EXERCISE PROMPT
Show every line of the data where the word "label" can be found.

Extracted records
········
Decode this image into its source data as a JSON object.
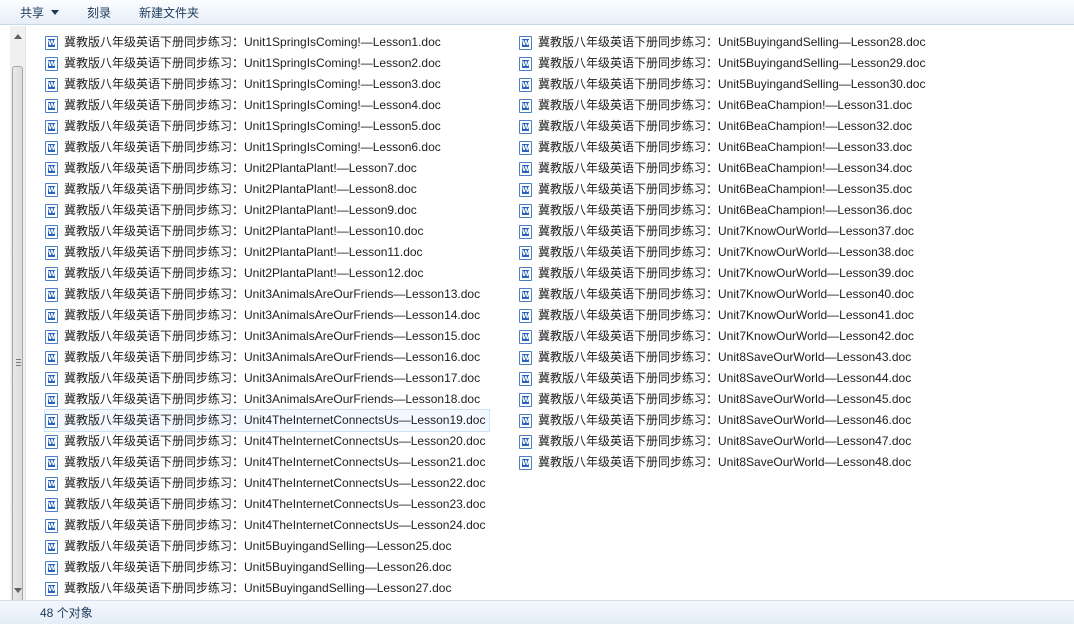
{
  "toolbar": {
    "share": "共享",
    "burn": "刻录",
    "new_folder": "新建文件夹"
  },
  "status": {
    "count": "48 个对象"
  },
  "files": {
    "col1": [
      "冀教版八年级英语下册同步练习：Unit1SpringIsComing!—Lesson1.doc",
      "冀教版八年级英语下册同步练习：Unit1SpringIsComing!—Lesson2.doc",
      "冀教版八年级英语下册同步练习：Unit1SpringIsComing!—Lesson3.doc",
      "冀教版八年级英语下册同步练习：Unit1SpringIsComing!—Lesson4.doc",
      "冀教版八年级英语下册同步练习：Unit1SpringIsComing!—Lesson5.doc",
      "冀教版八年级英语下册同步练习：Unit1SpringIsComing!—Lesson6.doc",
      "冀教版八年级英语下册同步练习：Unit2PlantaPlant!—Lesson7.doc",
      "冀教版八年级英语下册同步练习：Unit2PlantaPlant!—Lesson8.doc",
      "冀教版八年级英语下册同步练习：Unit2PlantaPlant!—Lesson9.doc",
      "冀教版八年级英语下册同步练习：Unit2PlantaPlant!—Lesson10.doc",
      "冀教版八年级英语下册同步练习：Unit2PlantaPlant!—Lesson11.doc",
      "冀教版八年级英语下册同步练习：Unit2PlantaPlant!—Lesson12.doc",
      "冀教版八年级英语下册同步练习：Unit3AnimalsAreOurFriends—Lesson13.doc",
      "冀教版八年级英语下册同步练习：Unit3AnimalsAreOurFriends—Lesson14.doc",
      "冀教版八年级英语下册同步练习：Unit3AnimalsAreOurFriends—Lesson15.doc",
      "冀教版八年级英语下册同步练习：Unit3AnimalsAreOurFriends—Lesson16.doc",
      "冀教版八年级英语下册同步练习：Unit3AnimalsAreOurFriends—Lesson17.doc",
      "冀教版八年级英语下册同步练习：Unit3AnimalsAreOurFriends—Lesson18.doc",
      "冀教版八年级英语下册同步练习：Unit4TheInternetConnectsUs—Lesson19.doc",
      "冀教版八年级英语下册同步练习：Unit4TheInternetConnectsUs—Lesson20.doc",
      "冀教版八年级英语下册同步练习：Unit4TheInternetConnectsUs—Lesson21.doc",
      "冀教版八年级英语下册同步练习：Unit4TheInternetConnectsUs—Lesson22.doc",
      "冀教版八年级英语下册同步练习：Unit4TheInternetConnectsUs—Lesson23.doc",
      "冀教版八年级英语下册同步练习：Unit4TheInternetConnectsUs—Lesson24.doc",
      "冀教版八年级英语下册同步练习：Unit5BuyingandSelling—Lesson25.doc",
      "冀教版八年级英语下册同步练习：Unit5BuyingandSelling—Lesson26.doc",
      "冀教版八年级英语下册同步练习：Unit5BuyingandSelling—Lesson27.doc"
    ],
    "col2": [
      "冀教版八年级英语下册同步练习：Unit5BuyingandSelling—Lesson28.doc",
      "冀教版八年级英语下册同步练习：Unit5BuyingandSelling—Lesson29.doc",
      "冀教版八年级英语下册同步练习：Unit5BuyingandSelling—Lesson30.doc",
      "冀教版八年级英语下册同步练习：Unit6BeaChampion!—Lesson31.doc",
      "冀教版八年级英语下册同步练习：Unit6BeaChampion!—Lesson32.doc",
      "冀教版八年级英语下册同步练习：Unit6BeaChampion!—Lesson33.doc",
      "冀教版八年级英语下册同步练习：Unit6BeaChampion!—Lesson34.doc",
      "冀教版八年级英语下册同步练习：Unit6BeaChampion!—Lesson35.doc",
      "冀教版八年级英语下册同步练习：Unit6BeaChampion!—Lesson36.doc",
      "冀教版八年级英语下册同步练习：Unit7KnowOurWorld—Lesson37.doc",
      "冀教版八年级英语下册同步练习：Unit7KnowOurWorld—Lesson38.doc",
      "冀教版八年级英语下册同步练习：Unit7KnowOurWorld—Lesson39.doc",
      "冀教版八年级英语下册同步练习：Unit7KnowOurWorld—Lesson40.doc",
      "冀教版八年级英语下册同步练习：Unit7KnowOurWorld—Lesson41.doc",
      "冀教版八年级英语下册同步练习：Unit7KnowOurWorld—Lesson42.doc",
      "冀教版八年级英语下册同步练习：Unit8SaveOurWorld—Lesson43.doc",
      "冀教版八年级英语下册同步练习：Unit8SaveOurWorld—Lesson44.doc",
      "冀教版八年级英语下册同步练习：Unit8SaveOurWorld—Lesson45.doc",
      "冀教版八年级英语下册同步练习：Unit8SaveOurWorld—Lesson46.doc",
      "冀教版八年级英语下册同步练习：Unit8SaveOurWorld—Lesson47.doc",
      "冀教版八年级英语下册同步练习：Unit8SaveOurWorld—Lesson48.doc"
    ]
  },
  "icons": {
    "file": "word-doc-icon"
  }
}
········
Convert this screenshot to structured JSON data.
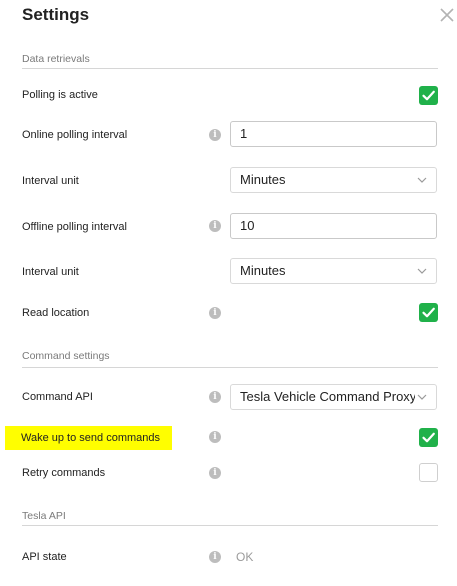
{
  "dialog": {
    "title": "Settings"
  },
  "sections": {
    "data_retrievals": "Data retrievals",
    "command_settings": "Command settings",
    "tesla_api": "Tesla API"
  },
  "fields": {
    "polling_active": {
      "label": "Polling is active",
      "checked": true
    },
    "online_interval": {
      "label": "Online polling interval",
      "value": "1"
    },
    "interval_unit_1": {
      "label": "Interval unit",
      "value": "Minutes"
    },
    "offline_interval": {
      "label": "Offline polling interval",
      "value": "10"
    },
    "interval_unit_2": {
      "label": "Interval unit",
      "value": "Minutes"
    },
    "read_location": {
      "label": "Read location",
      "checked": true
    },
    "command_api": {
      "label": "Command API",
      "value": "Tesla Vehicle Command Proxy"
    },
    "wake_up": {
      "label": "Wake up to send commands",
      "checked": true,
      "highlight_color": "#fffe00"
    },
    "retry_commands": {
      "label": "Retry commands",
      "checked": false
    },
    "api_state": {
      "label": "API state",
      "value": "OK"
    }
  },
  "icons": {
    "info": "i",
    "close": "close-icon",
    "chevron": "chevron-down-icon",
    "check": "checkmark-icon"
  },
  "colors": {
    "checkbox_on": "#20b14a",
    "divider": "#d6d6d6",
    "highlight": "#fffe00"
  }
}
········
YOUR SOLUTION
      "label": "Polling is active",
      "label": "Online polling interval",
      "label": "Interval unit",
      "label": "Offline polling interval",
      "label": "Interval unit",
      "label": "Read location",
      "label": "Command API",
      "label": "Wake up to send commands",
      "label": "Retry commands",
      "label": "API state",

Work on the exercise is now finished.